[WHAT TO WORK ON] For this task, retype the records below exactly.

--- STUDY MATERIAL ---

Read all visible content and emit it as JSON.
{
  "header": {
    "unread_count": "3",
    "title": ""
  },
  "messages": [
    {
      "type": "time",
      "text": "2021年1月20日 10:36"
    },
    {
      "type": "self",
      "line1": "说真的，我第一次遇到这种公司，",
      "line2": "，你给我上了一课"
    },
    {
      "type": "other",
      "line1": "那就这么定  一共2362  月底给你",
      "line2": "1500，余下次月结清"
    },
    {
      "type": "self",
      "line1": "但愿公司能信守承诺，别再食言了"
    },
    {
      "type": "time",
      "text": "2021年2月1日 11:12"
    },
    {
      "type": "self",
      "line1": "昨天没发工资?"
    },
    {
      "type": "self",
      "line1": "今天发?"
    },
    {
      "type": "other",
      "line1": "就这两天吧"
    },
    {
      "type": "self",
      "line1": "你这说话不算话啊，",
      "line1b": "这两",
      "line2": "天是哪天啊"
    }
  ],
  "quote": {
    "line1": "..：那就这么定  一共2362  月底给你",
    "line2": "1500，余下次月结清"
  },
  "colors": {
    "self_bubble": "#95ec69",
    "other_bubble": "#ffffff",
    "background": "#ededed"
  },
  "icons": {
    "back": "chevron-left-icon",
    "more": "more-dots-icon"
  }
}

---

[EXERCISE ANSWER]
Read all visible content and emit it as JSON.
{
  "header": {
    "unread_count": "3",
    "title": ""
  },
  "messages": [
    {
      "type": "time",
      "text": "2021年1月20日 10:36"
    },
    {
      "type": "self",
      "line1": "说真的，我第一次遇到这种公司，",
      "line2": "，你给我上了一课"
    },
    {
      "type": "other",
      "line1": "那就这么定  一共2362  月底给你",
      "line2": "1500，余下次月结清"
    },
    {
      "type": "self",
      "line1": "但愿公司能信守承诺，别再食言了"
    },
    {
      "type": "time",
      "text": "2021年2月1日 11:12"
    },
    {
      "type": "self",
      "line1": "昨天没发工资?"
    },
    {
      "type": "self",
      "line1": "今天发?"
    },
    {
      "type": "other",
      "line1": "就这两天吧"
    },
    {
      "type": "self",
      "line1": "你这说话不算话啊，",
      "line1b": "这两",
      "line2": "天是哪天啊"
    }
  ],
  "quote": {
    "line1": "..：那就这么定  一共2362  月底给你",
    "line2": "1500，余下次月结清"
  },
  "colors": {
    "self_bubble": "#95ec69",
    "other_bubble": "#ffffff",
    "background": "#ededed"
  },
  "icons": {
    "back": "chevron-left-icon",
    "more": "more-dots-icon"
  }
}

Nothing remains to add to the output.